Reports of the outbreak and phone restrictions concerned Cortez, who said he contacted the executive director of the Texas Department of Criminal Justice this week to ask for answers.
"One action item is stronger communication lines with me, but also more importantly, with the loved ones and family members of those inmates that are currently battling coronavirus, there in Dominguez," Cortez said. "That's the most important thing."
Cortez said the executive director has agreed to provide his office with weekly briefings about the situation at the prison, including whether inmates are in intensive care or on ventilators. He added that TDCJ officials said they would look into their policy on phone calls during lockdowns.
Cortez said while he believes TDCJ is taking the virus seriously, he encourages families with concerns about their loved ones serving time at Dominguez State Jail to contact his office.

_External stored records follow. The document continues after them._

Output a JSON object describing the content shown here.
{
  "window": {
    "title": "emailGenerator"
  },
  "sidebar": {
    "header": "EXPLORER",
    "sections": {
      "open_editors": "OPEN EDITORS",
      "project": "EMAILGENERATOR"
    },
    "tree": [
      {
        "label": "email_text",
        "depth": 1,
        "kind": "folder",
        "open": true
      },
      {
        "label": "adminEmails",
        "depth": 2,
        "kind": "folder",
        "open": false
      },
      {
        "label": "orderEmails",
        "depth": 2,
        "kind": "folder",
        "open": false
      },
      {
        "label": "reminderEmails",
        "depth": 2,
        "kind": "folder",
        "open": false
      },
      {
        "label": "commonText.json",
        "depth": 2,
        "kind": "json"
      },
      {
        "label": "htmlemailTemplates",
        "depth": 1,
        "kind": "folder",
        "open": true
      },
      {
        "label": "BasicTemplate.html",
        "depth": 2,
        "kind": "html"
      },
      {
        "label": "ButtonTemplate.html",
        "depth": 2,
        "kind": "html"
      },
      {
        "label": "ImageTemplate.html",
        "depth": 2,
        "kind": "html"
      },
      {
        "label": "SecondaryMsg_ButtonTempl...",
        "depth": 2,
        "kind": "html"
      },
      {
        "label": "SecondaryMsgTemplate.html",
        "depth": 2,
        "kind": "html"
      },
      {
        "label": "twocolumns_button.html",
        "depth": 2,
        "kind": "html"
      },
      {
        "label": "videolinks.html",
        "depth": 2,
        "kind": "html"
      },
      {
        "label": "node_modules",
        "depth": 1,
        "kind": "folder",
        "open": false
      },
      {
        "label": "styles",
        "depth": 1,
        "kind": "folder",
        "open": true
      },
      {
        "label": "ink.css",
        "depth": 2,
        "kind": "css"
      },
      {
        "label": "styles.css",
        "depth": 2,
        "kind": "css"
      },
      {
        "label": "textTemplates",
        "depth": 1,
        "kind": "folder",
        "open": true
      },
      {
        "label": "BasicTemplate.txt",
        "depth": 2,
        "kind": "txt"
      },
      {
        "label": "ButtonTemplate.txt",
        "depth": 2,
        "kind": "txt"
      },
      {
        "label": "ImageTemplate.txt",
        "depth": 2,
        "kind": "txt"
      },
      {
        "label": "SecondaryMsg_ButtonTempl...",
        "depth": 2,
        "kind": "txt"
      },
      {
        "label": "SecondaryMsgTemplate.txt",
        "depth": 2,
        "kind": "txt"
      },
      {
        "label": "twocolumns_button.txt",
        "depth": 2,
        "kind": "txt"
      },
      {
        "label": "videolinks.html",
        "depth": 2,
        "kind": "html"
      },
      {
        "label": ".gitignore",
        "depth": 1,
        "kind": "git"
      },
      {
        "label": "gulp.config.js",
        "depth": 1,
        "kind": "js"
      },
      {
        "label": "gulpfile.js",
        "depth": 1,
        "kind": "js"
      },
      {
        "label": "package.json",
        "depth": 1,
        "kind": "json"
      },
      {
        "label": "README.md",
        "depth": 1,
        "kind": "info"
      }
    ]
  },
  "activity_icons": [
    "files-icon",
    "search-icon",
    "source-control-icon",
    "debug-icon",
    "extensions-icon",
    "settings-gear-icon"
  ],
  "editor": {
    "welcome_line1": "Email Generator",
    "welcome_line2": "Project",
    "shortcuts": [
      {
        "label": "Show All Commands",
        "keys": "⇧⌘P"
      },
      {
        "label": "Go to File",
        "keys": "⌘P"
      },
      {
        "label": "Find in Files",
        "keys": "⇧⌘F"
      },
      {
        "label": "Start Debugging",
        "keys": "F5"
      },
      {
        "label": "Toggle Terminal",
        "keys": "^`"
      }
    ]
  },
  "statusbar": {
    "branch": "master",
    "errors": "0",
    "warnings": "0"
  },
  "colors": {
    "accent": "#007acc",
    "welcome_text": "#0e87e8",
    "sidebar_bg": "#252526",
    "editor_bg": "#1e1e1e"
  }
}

"We will continue to work with any family member that contacts our office," Cortez said. "We ask them to call our office if there's something we can do to address any of their loved ones or any other inmates concerns."
Families of those incarcerated at Dominguez State Jail said they are also concerned over the triple digit temperatures in San Antonio, noting that their loved ones are often without AC.
Cortez said when he last toured the detention center, it was not fully outfitted with air conditioning.
"These 104 temperatures that we're expecting over the weekend, I wouldn't want any person to be dealing with that here in Texas," Cortez said. "And so, yes, I would advocate and support ensuring that all of Dominguez has something as basic as air conditioning."
Relatives of those incarcerated at the facility said while they planned on protesting outside of the detention center to demand better conditions and communication, they ultimately decided against it out of fear of making things worse for their loved ones.
"There is a rule of law in place to punish those that have committed crimes," Cortez said. "However, that doesn't make them any less of a human being."